Paris, 2022: Street battles between extremists are bringing the political climate to a boiling point. The Front National is enormously popular and is set to become the strongest party. To prevent it from nominating the next president, the liberal parties at the centre are coalescing with a moderate Islamic party. The plan works. France’s first Muslim president moves into the Elysée Palace. What makes this perfectly plausible vision of the future so scandalous is what follows after: Within months and without the slightest resistance, civil society changes completely. The Muslim Brotherhood, who take on France as if it were a bankrupt company, do not create a totalitarian regime à la Huxley or Orwell. Their assumption of power and France’s transformation happen in an entirely unspectacular, democratic and legal way. Schools and universities are islamised, women disappear from public occupations, clothing requirements and polygamy are introduced. And the public accept Islamic obligations and prohibitions in the same way that they previously accepted quota systems, tax increases, the rules of recycling, and the privatisation of public services.
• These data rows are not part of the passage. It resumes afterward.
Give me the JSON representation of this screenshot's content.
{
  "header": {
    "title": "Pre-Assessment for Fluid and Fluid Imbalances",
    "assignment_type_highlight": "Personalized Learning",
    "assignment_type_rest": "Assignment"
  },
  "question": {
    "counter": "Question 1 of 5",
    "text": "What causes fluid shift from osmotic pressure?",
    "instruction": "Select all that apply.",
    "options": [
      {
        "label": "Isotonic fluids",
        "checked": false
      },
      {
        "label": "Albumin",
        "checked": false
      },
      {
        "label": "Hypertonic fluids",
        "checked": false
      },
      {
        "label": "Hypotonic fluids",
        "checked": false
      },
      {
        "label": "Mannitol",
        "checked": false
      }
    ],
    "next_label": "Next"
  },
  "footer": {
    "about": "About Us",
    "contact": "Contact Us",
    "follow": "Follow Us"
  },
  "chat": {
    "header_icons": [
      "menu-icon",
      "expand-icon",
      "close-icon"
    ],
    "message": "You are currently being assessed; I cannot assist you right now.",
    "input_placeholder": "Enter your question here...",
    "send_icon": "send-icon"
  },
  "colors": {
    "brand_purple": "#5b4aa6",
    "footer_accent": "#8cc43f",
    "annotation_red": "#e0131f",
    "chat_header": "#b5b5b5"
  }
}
“My novel is deeply ambivalent. It can be seen as desperate or as hopeful.” Houellebecq’s mischievous political thriller is not directed against Islam, but rather describes the collapse of Western culture. This collapse is the result of the slow decline of collective commitments, guided by a vision of the world which is dominated by the idea of the individual and thus leads directly into economic, social and moral disaster.